After reading Under the Banyan Tree, I won’t say that Narayan disappointed me, but I do believe I will have to go further into his oeuvre to discover the writer who won so much praise. While the pieces in this volume are full of charm and turn a clear eye on the character of Indian daily life, they are mainly character sketches rather than stories. Continue reading →
“…it’s a good thing when you don’t dare do something if you don’t think it’s right. But it’s not good when you think something’s not right because you don’t dare do it.” – Sigrid Undset
Kristin Lavransdatter: The Wreath by Sigrid Undset (image courtesy Goodreads)
I first came across Sigrid Undset during my first year of teaching. The school where I taught had a set of world literature texts that they were discarding (the books were in great shape and to this day I puzzle over why books full of world literature classics were being discarded) and I snagged one of them and over the course of a few weeks of casual reading made my way through a variety of selections by writers I knew like Hugo and Goethe and de Maupassant and Cervantes – and writers I sort of knew like Strindberg (“Half a Sheet of Paper” shows how flash fiction should be done) and writers I didn’t know – like Sigrid Undset.
The world lit collection contained a selection from Kristin Lavransdatter I. (For those familiar with the work,it’s the chapter where Kristin and Ingeborg become lost in the forest and are rescued from the German boys by Erland.) I found it rich, engrossing writing, though the pace was not such that it appealed to me in my youth. Still, I remembered the careful accrual of detail and the power of the writing and made a mental note to read more Undset.
It’s taken me about 40 years to get back to her. Perhaps I needed those years to develop a palate able to appreciate what rich gift patient, thorough storytelling is. If so, I am grateful; Kristin Lavransdatter I: The Wreath is the embodiment of what we should mean when we talk about great storytelling. Continue reading →

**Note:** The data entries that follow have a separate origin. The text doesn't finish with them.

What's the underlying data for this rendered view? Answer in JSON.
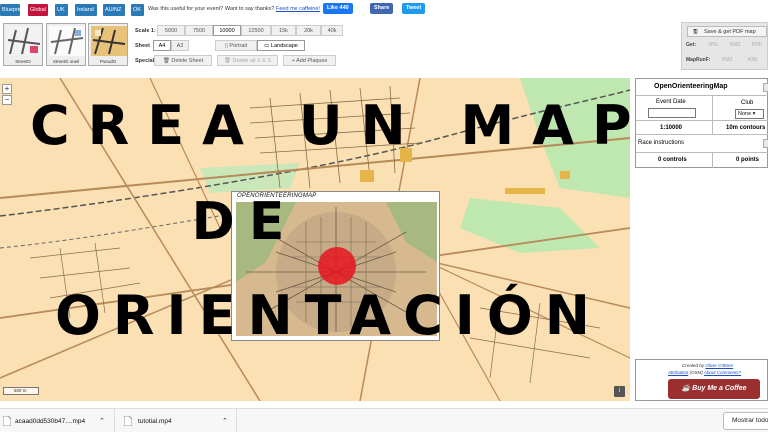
{
  "topbar": {
    "site_buttons": [
      {
        "label": "Blueprint",
        "color": "#2a7ab8"
      },
      {
        "label": "Global",
        "color": "#c0143c"
      },
      {
        "label": "UK",
        "color": "#2a7ab8"
      },
      {
        "label": "Ireland",
        "color": "#2a7ab8"
      },
      {
        "label": "AU/NZ",
        "color": "#2a7ab8"
      },
      {
        "label": "OK",
        "color": "#2a7ab8"
      }
    ],
    "feedback_text": "Was this useful for your event? Want to say thanks?",
    "feedback_link": "Feed me caffeine!",
    "like_label": "Like 440",
    "share_label": "Share",
    "tweet_label": "Tweet"
  },
  "styles": [
    {
      "label": "StreetO"
    },
    {
      "label": "StreetO oneil"
    },
    {
      "label": "PseudO"
    }
  ],
  "controls": {
    "scale_label": "Scale 1:",
    "scales": [
      "5000",
      "7500",
      "10000",
      "12500",
      "15k",
      "20k",
      "40k"
    ],
    "scale_selected": "10000",
    "sheet_label": "Sheet",
    "sheets": [
      "A4",
      "A3"
    ],
    "portrait_label": "Portrait",
    "landscape_label": "Landscape",
    "special_label": "Special",
    "delete_sheet_label": "Delete Sheet",
    "delete_all_label": "Delete all X & S",
    "add_plaques_label": "Add Plaques"
  },
  "pdf_panel": {
    "save_label": "Save & get PDF map",
    "get_label": "Get:",
    "get_options": [
      "JPG",
      "KMZ",
      "PDF"
    ],
    "mapruntf_label": "MapRunF:",
    "mapruntf_options": [
      "KMZ",
      "KML"
    ]
  },
  "map": {
    "overlay_line1": "CREA UN MAPA",
    "overlay_line2": "DE",
    "overlay_line3": "ORIENTACIÓN",
    "inset_title": "OPENORIENTEERINGMAP",
    "zoom_in": "+",
    "zoom_out": "−",
    "scale_text": "500 m",
    "info_label": "i"
  },
  "right_panel": {
    "title": "OpenOrienteeringMap",
    "event_date_label": "Event Date",
    "club_label": "Club",
    "club_value": "None",
    "scale_value": "1:10000",
    "contour_value": "10m contours",
    "race_instructions": "Race instructions",
    "controls_count": "0 controls",
    "points_count": "0 points"
  },
  "credits": {
    "line1_prefix": "Created by",
    "line1_name": "Oliver O'Brien",
    "line2_attr": "Attribution",
    "line2_mid": "(OSM)",
    "line2_comments": "About Comments?",
    "coffee_label": "Buy Me a Coffee"
  },
  "downloads": [
    {
      "name": "acaad0dd530b47....mp4"
    },
    {
      "name": "tutotial.mp4"
    }
  ],
  "show_all_label": "Mostrar todo"
}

“And men will not understand us…and the war will be forgotten – and the generation that has grown up after us will be strange to us and push us aside. We will be superfluous even to ourselves…the years will pass by and we shall fall into ruin.” – Erich Maria Remarque
All Quiet on the Western Front by Erich Maria Remarque (image courtesy Goodreads)
It is often called the greatest war novel of all time.
Erich Maria Remarque’s depiction of the horror of an ordinary soldier’s life in World War I, All Quiet on the Western Front, is a work of great power that haunts one long after one has completed it. Like other great examiners of war from Grimmelshausen to Stephen Crane to Norman Mailer to Kevin Powers, Remarque has the skill to give us the psychological horror of being lost on the battlefield – and lost at home.
What sets Remarque’s novel apart, of course, is that it is told from the point of view of an “enemy” soldier, Paul Baumer, a private in the German Imperial Army. (Simplicius, the hero of Grimmelshausen’s novel, is German, too. But since the Thirty Years’ War is only vague European history to Americans, one can safely assume that his nationality is not a matter of controversy.) One of the revelations, in fact, of All Quiet on the Western Front is the discovery that the ordinary German soldier felt much the same as the ordinary British soldier, the ordinary French soldier, the ordinary Russian soldier, the ordinary American soldier: like a pawn being moved – and sacrificed – without regard for his humanity. Ordinary people’s lives don’t count to the rich and powerful who believe themselves masters of history.